### Exercise materials
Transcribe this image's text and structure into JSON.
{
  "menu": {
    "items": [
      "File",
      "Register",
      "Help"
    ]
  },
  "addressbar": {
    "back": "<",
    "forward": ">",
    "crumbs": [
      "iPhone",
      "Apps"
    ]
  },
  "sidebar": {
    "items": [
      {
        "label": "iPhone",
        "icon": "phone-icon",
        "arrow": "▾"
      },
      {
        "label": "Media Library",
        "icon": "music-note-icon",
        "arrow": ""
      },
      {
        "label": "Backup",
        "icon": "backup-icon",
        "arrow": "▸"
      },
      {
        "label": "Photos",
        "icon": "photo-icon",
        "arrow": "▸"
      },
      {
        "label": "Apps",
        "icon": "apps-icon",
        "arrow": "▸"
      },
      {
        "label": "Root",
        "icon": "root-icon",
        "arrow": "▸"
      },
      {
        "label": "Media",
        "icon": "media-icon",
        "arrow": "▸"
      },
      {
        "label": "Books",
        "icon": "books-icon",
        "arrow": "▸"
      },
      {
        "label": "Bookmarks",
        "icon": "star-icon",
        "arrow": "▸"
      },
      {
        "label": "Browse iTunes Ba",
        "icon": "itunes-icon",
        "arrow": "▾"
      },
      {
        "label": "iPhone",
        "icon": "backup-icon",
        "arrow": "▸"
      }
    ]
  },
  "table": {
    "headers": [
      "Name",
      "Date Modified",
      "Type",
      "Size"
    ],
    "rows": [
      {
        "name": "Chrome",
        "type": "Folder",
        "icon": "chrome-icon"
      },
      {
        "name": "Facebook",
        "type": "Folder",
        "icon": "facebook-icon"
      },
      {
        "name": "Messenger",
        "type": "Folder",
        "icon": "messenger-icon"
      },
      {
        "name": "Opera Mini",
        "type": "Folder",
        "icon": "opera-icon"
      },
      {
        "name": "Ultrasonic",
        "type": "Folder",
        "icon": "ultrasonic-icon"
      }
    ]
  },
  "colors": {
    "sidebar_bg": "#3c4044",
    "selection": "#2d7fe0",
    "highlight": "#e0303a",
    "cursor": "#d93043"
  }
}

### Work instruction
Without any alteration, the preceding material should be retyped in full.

### Answer section
Transcribe this image's text and structure into JSON.
{
  "menu": {
    "items": [
      "File",
      "Register",
      "Help"
    ]
  },
  "addressbar": {
    "back": "<",
    "forward": ">",
    "crumbs": [
      "iPhone",
      "Apps"
    ]
  },
  "sidebar": {
    "items": [
      {
        "label": "iPhone",
        "icon": "phone-icon",
        "arrow": "▾"
      },
      {
        "label": "Media Library",
        "icon": "music-note-icon",
        "arrow": ""
      },
      {
        "label": "Backup",
        "icon": "backup-icon",
        "arrow": "▸"
      },
      {
        "label": "Photos",
        "icon": "photo-icon",
        "arrow": "▸"
      },
      {
        "label": "Apps",
        "icon": "apps-icon",
        "arrow": "▸"
      },
      {
        "label": "Root",
        "icon": "root-icon",
        "arrow": "▸"
      },
      {
        "label": "Media",
        "icon": "media-icon",
        "arrow": "▸"
      },
      {
        "label": "Books",
        "icon": "books-icon",
        "arrow": "▸"
      },
      {
        "label": "Bookmarks",
        "icon": "star-icon",
        "arrow": "▸"
      },
      {
        "label": "Browse iTunes Ba",
        "icon": "itunes-icon",
        "arrow": "▾"
      },
      {
        "label": "iPhone",
        "icon": "backup-icon",
        "arrow": "▸"
      }
    ]
  },
  "table": {
    "headers": [
      "Name",
      "Date Modified",
      "Type",
      "Size"
    ],
    "rows": [
      {
        "name": "Chrome",
        "type": "Folder",
        "icon": "chrome-icon"
      },
      {
        "name": "Facebook",
        "type": "Folder",
        "icon": "facebook-icon"
      },
      {
        "name": "Messenger",
        "type": "Folder",
        "icon": "messenger-icon"
      },
      {
        "name": "Opera Mini",
        "type": "Folder",
        "icon": "opera-icon"
      },
      {
        "name": "Ultrasonic",
        "type": "Folder",
        "icon": "ultrasonic-icon"
      }
    ]
  },
  "colors": {
    "sidebar_bg": "#3c4044",
    "selection": "#2d7fe0",
    "highlight": "#e0303a",
    "cursor": "#d93043"
  }
}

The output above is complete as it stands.